Instructions to follow: Copy out each line of the data holding "hangup".

Dataset rows for apps and sites:
----------------
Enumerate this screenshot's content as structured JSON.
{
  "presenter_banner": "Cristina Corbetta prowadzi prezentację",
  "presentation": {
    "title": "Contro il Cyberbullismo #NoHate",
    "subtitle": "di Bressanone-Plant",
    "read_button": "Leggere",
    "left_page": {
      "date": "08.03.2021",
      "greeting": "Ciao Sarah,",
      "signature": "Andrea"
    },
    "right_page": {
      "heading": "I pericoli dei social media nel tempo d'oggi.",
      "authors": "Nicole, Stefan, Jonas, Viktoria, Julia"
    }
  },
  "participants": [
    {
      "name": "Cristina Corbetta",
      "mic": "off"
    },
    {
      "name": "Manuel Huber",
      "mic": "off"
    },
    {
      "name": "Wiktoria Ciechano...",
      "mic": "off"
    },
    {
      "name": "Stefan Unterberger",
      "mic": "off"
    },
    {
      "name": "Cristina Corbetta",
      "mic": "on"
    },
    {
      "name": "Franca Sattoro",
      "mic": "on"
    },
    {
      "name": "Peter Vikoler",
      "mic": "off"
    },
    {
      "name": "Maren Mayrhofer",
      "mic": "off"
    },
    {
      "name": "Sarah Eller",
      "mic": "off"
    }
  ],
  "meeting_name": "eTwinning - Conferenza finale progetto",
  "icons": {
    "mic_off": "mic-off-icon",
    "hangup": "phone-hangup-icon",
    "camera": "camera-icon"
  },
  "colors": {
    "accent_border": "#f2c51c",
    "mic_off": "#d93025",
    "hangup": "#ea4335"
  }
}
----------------
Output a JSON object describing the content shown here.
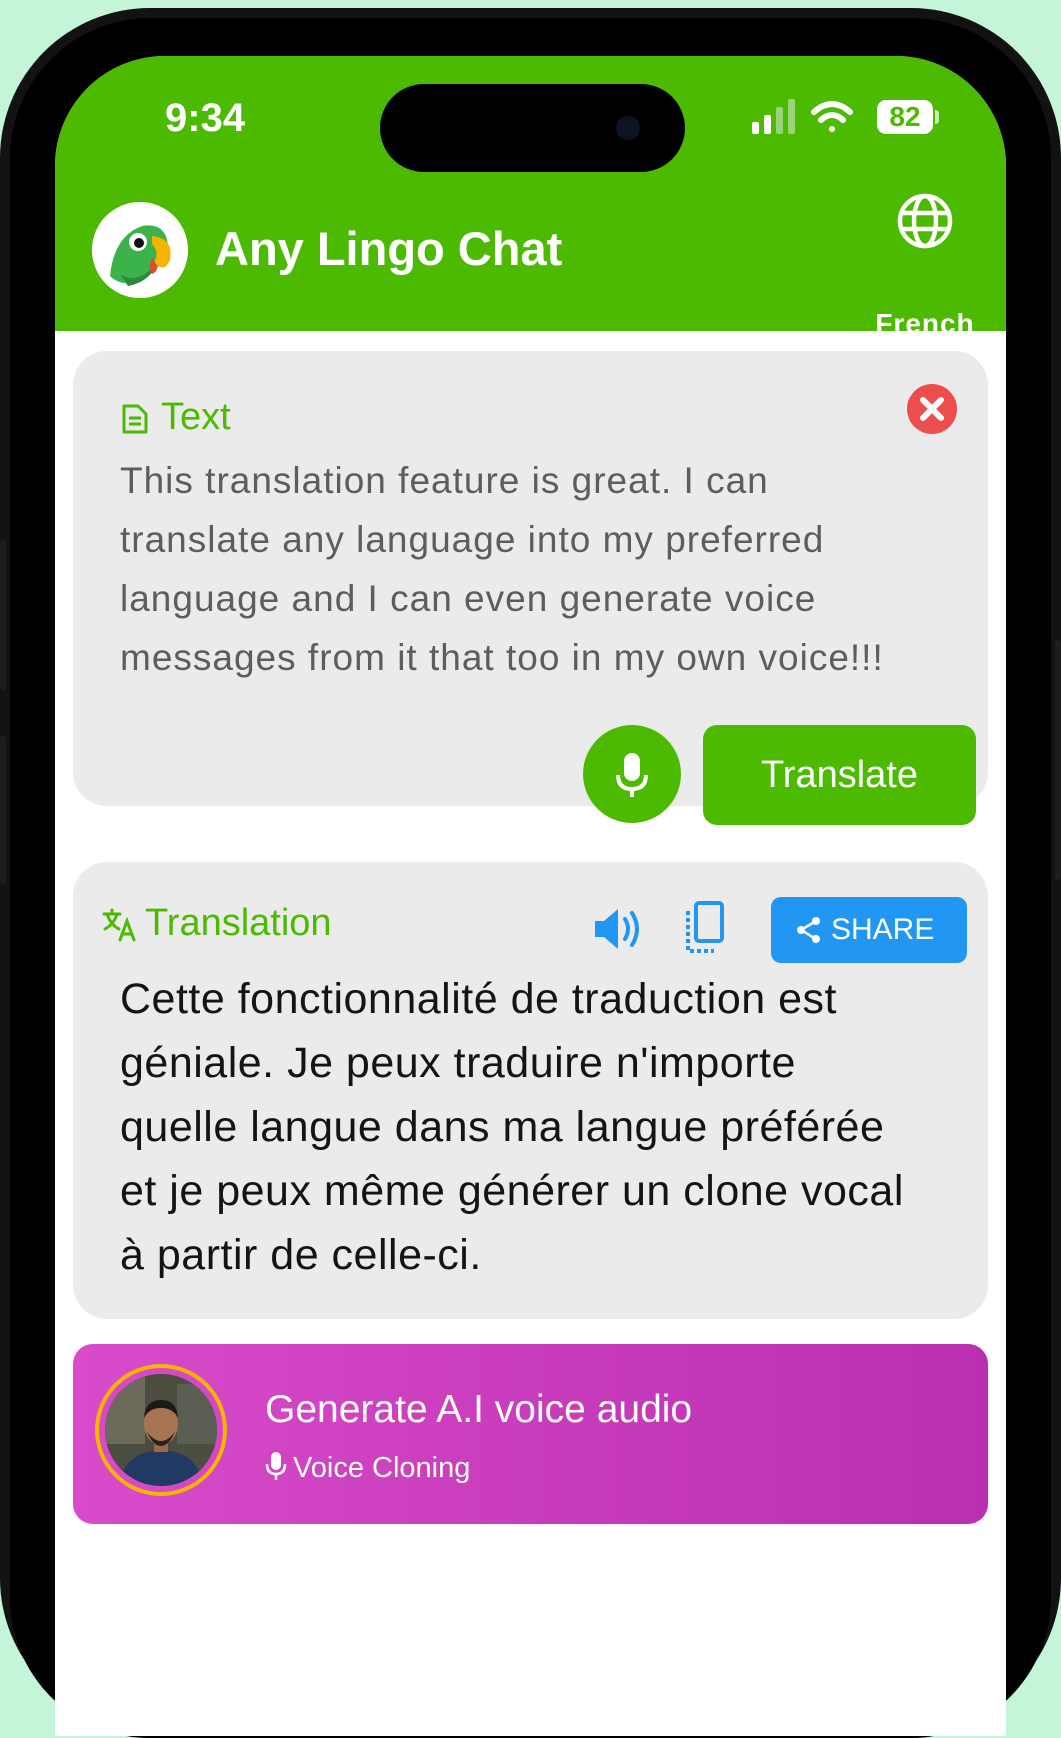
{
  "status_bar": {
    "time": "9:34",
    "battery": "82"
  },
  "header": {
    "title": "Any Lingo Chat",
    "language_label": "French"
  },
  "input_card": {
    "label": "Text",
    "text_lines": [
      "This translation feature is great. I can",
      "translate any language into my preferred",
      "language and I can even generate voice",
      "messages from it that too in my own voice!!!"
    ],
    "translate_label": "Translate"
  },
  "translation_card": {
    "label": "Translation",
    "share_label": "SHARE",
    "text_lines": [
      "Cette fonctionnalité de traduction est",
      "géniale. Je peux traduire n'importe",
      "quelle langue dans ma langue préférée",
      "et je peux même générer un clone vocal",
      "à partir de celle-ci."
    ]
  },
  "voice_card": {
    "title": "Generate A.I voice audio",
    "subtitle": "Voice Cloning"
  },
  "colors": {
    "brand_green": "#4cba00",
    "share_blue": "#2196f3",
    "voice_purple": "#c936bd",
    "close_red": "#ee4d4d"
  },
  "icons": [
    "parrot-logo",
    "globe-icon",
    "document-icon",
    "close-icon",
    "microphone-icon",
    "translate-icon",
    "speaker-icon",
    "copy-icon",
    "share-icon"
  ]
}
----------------
Written answer:
    "hangup": "phone-hangup-icon",
    "hangup": "#ea4335"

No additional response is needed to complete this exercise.